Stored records
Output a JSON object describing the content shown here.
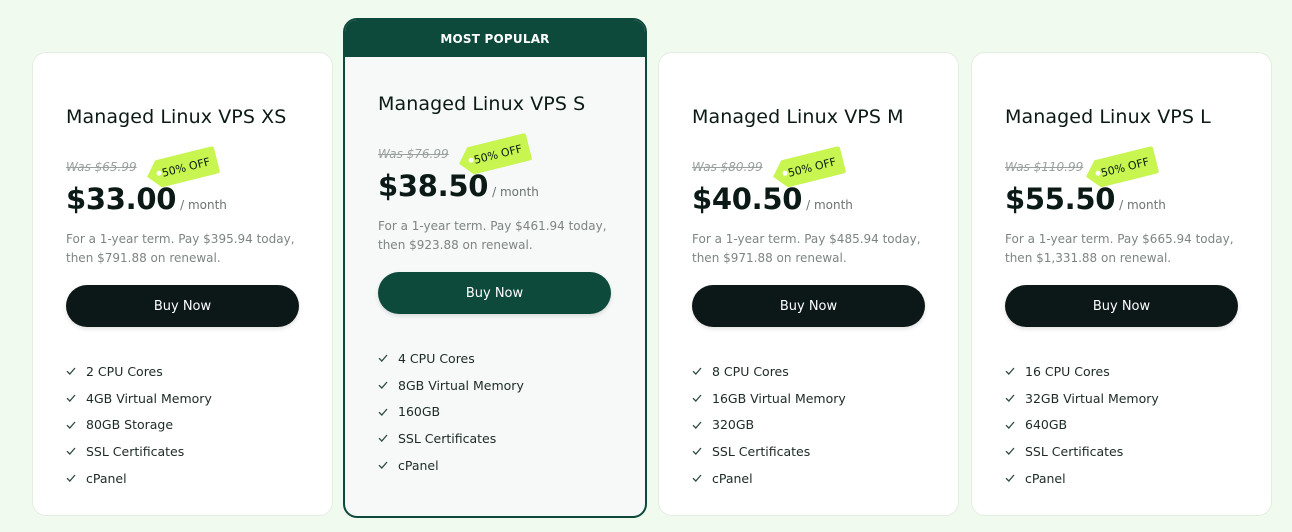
{
  "colors": {
    "page_bg": "#f1faee",
    "card_bg": "#ffffff",
    "featured_bg": "#f6f9f8",
    "accent_dark_green": "#0e4a3c",
    "button_dark": "#0c1817",
    "discount_tag": "#c8f54f",
    "muted_text": "#7d8582"
  },
  "plans": [
    {
      "title": "Managed Linux VPS XS",
      "was_price": "Was $65.99",
      "discount": "50% OFF",
      "price": "$33.00",
      "period": "/ month",
      "terms": "For a 1-year term. Pay $395.94 today, then $791.88 on renewal.",
      "button": "Buy Now",
      "features": [
        "2 CPU Cores",
        "4GB Virtual Memory",
        "80GB Storage",
        "SSL Certificates",
        "cPanel"
      ]
    },
    {
      "badge": "MOST POPULAR",
      "title": "Managed Linux VPS S",
      "was_price": "Was $76.99",
      "discount": "50% OFF",
      "price": "$38.50",
      "period": "/ month",
      "terms": "For a 1-year term. Pay $461.94 today, then $923.88 on renewal.",
      "button": "Buy Now",
      "features": [
        "4 CPU Cores",
        "8GB Virtual Memory",
        "160GB",
        "SSL Certificates",
        "cPanel"
      ]
    },
    {
      "title": "Managed Linux VPS M",
      "was_price": "Was $80.99",
      "discount": "50% OFF",
      "price": "$40.50",
      "period": "/ month",
      "terms": "For a 1-year term. Pay $485.94 today, then $971.88 on renewal.",
      "button": "Buy Now",
      "features": [
        "8 CPU Cores",
        "16GB Virtual Memory",
        "320GB",
        "SSL Certificates",
        "cPanel"
      ]
    },
    {
      "title": "Managed Linux VPS L",
      "was_price": "Was $110.99",
      "discount": "50% OFF",
      "price": "$55.50",
      "period": "/ month",
      "terms": "For a 1-year term. Pay $665.94 today, then $1,331.88 on renewal.",
      "button": "Buy Now",
      "features": [
        "16 CPU Cores",
        "32GB Virtual Memory",
        "640GB",
        "SSL Certificates",
        "cPanel"
      ]
    }
  ]
}
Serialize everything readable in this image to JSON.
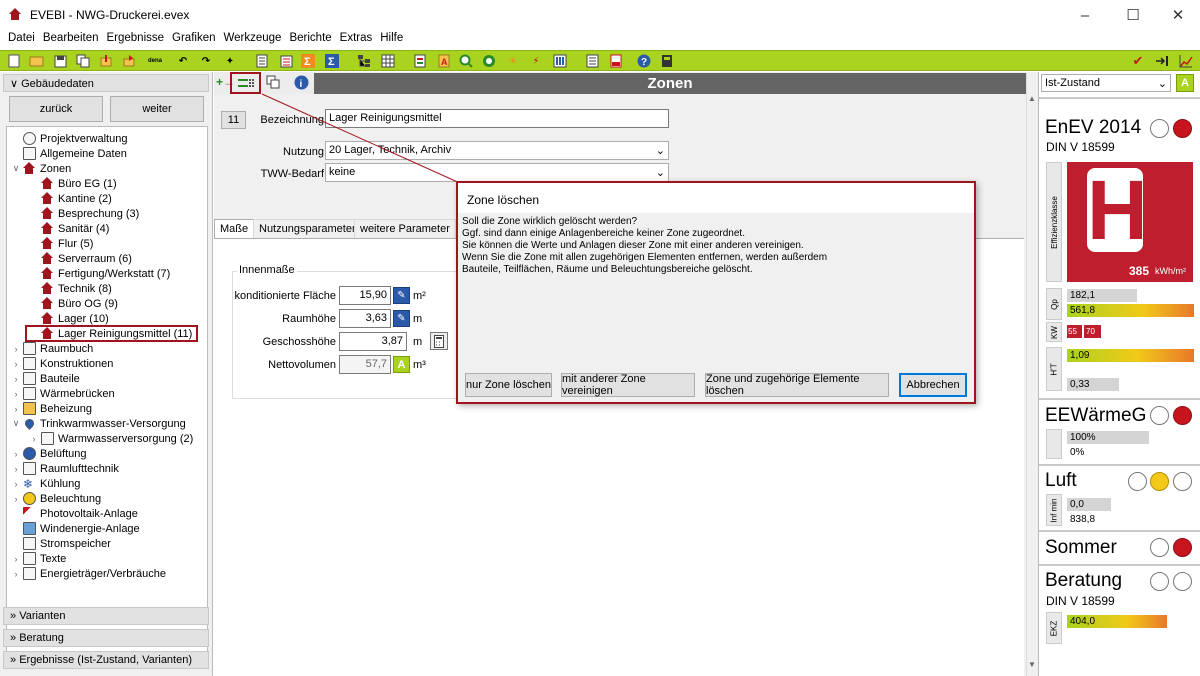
{
  "window": {
    "title": "EVEBI - NWG-Druckerei.evex"
  },
  "menu": [
    "Datei",
    "Bearbeiten",
    "Ergebnisse",
    "Grafiken",
    "Werkzeuge",
    "Berichte",
    "Extras",
    "Hilfe"
  ],
  "toolbar": {
    "dena_label": "dena"
  },
  "left": {
    "header": "Gebäudedaten",
    "back_label": "zurück",
    "next_label": "weiter",
    "tree": [
      {
        "label": "Projektverwaltung",
        "level": 0,
        "icon": "stopwatch-icon"
      },
      {
        "label": "Allgemeine Daten",
        "level": 0,
        "icon": "building-icon"
      },
      {
        "label": "Zonen",
        "level": 0,
        "icon": "house-icon",
        "expanded": true
      },
      {
        "label": "Büro EG (1)",
        "level": 1,
        "icon": "house-icon"
      },
      {
        "label": "Kantine (2)",
        "level": 1,
        "icon": "house-icon"
      },
      {
        "label": "Besprechung (3)",
        "level": 1,
        "icon": "house-icon"
      },
      {
        "label": "Sanitär (4)",
        "level": 1,
        "icon": "house-icon"
      },
      {
        "label": "Flur (5)",
        "level": 1,
        "icon": "house-icon"
      },
      {
        "label": "Serverraum (6)",
        "level": 1,
        "icon": "house-icon"
      },
      {
        "label": "Fertigung/Werkstatt (7)",
        "level": 1,
        "icon": "house-icon"
      },
      {
        "label": "Technik (8)",
        "level": 1,
        "icon": "house-icon"
      },
      {
        "label": "Büro OG (9)",
        "level": 1,
        "icon": "house-icon"
      },
      {
        "label": "Lager (10)",
        "level": 1,
        "icon": "house-icon"
      },
      {
        "label": "Lager Reinigungsmittel (11)",
        "level": 1,
        "icon": "house-icon",
        "selected": true
      },
      {
        "label": "Raumbuch",
        "level": 0,
        "icon": "book-icon",
        "collapsed": true
      },
      {
        "label": "Konstruktionen",
        "level": 0,
        "icon": "wall-icon",
        "collapsed": true
      },
      {
        "label": "Bauteile",
        "level": 0,
        "icon": "window-icon",
        "collapsed": true
      },
      {
        "label": "Wärmebrücken",
        "level": 0,
        "icon": "bridge-icon",
        "collapsed": true
      },
      {
        "label": "Beheizung",
        "level": 0,
        "icon": "heater-icon",
        "collapsed": true
      },
      {
        "label": "Trinkwarmwasser-Versorgung",
        "level": 0,
        "icon": "water-drop-icon",
        "expanded": true
      },
      {
        "label": "Warmwasserversorgung (2)",
        "level": 1,
        "icon": "boiler-icon",
        "collapsed": true
      },
      {
        "label": "Belüftung",
        "level": 0,
        "icon": "fan-icon",
        "collapsed": true
      },
      {
        "label": "Raumlufttechnik",
        "level": 0,
        "icon": "air-unit-icon",
        "collapsed": true
      },
      {
        "label": "Kühlung",
        "level": 0,
        "icon": "snowflake-icon",
        "collapsed": true
      },
      {
        "label": "Beleuchtung",
        "level": 0,
        "icon": "bulb-icon",
        "collapsed": true
      },
      {
        "label": "Photovoltaik-Anlage",
        "level": 0,
        "icon": "solar-icon"
      },
      {
        "label": "Windenergie-Anlage",
        "level": 0,
        "icon": "wind-icon"
      },
      {
        "label": "Stromspeicher",
        "level": 0,
        "icon": "battery-icon"
      },
      {
        "label": "Texte",
        "level": 0,
        "icon": "document-icon",
        "collapsed": true
      },
      {
        "label": "Energieträger/Verbräuche",
        "level": 0,
        "icon": "plug-icon",
        "collapsed": true
      }
    ],
    "sections": [
      "Varianten",
      "Beratung",
      "Ergebnisse (Ist-Zustand, Varianten)"
    ]
  },
  "center": {
    "title": "Zonen",
    "zone_number": "11",
    "bezeichnung_label": "Bezeichnung",
    "bezeichnung_value": "Lager Reinigungsmittel",
    "nutzung_label": "Nutzung",
    "nutzung_value": "20 Lager, Technik, Archiv",
    "tww_label": "TWW-Bedarf",
    "tww_value": "keine",
    "tabs": [
      "Maße",
      "Nutzungsparameter",
      "weitere Parameter"
    ],
    "group_label": "Innenmaße",
    "fields": [
      {
        "label": "konditionierte Fläche",
        "value": "15,90",
        "unit": "m²"
      },
      {
        "label": "Raumhöhe",
        "value": "3,63",
        "unit": "m"
      },
      {
        "label": "Geschosshöhe",
        "value": "3,87",
        "unit": "m"
      },
      {
        "label": "Nettovolumen",
        "value": "57,7",
        "unit": "m³"
      }
    ]
  },
  "dialog": {
    "title": "Zone löschen",
    "message": [
      "Soll die Zone wirklich gelöscht werden?",
      "Ggf. sind dann einige Anlagenbereiche keiner Zone zugeordnet.",
      "Sie können die Werte und Anlagen dieser Zone mit einer anderen vereinigen.",
      "Wenn Sie die Zone mit allen zugehörigen Elementen entfernen, werden außerdem",
      "Bauteile, Teilflächen, Räume und Beleuchtungsbereiche gelöscht."
    ],
    "buttons": [
      "nur Zone löschen",
      "mit anderer Zone vereinigen",
      "Zone und zugehörige Elemente löschen",
      "Abbrechen"
    ]
  },
  "right": {
    "state_value": "Ist-Zustand",
    "enev": {
      "title": "EnEV 2014",
      "subtitle": "DIN V 18599",
      "class_label": "Effizienzklasse",
      "class_letter": "H",
      "value": "385",
      "unit": "kWh/m²",
      "qp_label": "Qp",
      "qp_values": [
        "182,1",
        "561,8"
      ],
      "kw_label": "KW",
      "kw_values": [
        "55",
        "70"
      ],
      "ht_label": "H'T",
      "ht_values": [
        "1,09",
        "0,33"
      ]
    },
    "eew": {
      "title": "EEWärmeG",
      "values": [
        "100%",
        "0%"
      ]
    },
    "luft": {
      "title": "Luft",
      "label": "Inf min",
      "values": [
        "0,0",
        "838,8"
      ]
    },
    "sommer": {
      "title": "Sommer"
    },
    "beratung": {
      "title": "Beratung",
      "subtitle": "DIN V 18599",
      "label": "EKZ",
      "value": "404,0"
    },
    "colors": {
      "accent_green": "#a9d31e",
      "brand_red": "#a0141e",
      "traffic_red": "#c8141e",
      "traffic_yellow": "#f2c918"
    }
  }
}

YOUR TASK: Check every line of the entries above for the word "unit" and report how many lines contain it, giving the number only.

EXPECTED ANSWER: 6